Head Measurements.—The height of the cranium is the same as the altitudinal auricular radius of the card used in Ireland. The schedule explains how this may be obtained by projection, as it is termed: but in Ireland we use a modification of Busk's craniometer that was introduced by Professor Cunningham,' by means of which we take the radii from the level of the ear-holes to the greatest vertical height of the head, to the nasion, and to the insertion of the upper front teeth in the gums (alveolus). This instrument is very convenient to use, and gives accurate measurements; it is made so as to take to pieces, and is therefore quite portable. A further advantage is that analogous measurements can be made on skulls; the disadvantage is the dislike some people have to anything being inserted in their ears. An extended experience in Ireland shows that very few refuse pointblank to the instrument being used, and most make no objection whatever.
"C. R. Browne, “Some New Anthropometrical Instruments,” Proc. Roy. Irish Acad. (3), ii., 1892, p. 397.

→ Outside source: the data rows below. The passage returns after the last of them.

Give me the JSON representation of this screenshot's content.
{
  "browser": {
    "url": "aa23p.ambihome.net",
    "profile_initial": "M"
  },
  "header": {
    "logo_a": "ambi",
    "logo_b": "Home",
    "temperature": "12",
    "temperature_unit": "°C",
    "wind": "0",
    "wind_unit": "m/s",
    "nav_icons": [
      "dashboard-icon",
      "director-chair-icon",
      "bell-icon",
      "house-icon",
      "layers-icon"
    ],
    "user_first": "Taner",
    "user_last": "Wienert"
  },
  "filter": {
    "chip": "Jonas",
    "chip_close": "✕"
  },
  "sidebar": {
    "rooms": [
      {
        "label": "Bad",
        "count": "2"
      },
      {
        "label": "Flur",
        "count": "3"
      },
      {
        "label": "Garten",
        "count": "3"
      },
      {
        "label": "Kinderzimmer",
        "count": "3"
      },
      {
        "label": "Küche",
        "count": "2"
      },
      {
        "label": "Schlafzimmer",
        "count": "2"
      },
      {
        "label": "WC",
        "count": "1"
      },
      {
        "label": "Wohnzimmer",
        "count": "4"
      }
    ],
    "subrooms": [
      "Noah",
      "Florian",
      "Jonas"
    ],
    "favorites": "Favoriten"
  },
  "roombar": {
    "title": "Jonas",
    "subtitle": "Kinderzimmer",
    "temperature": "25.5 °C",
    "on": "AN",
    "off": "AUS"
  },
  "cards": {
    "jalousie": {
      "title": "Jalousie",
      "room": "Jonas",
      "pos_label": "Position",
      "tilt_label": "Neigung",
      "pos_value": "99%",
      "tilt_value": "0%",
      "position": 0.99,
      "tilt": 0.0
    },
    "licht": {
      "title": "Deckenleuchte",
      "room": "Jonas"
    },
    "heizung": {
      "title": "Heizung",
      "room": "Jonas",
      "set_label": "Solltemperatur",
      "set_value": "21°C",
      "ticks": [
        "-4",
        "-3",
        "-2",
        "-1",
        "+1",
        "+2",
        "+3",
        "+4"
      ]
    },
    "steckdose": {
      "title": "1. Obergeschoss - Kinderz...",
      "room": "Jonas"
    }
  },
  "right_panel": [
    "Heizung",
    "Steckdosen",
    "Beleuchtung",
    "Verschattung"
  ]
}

There is no need for me to say more about the cephalic index or the method of obtaining it; but it is desirable that the question should be determined of the ratio of the cephalic index (that is, the index of the living head) to the cranial index (or the index of the skull). This matter has received the attention of many anthropologists, and has recently been discussed by Dr. W. 2. Ripley.' Most anthropologists follow Broca, and add two units to the cranial index to obtain the cephalic index; thus a skull having a length-breadth index of 78 would correspond to a cephalic index of 80 in the living subject. Tappeiner, in the Tyrol, finds differences from 1 to 5 units; Mantegazza allows 3 units; Zampa allows 2.5 units; Boas allows 1.4 for American Indians; Livi allows 1.3 for Italians; Mies allows I.IT for men and .85 for women, with a tendency to increase among brachycephals; Topinard allows ļof a unit; Weisbach and Zuckerhandl allow only it of a unit; whereas Virchow says no correction is needed, as the two are practically equal. Ripley believes that the difference is nearer 1.5 than 2 units.'
The German system of craniometry, taken as it is from an artificial base, does not correspond to the maximum length as taken directly by French, English, and American anthropologists, and so tends to increase the length-breadth index (by diminishing the length) as compared with the French.
To reduce the German ratio to that of the French, one unit must be added to the German cranial indices (as, for example, in the measurements of Frisian crania made by Virchow and by Broca). If two units be added to the French cranial index to obtain the cephalic index, only one unit
1 William Z. Ripley, “Notes et Documents pour la Construction d'une Carte de l'Indice Céphalique en Europe,” L'Anthropologie, vii., 1896, p. 513.
? Loc. cit., p. 519.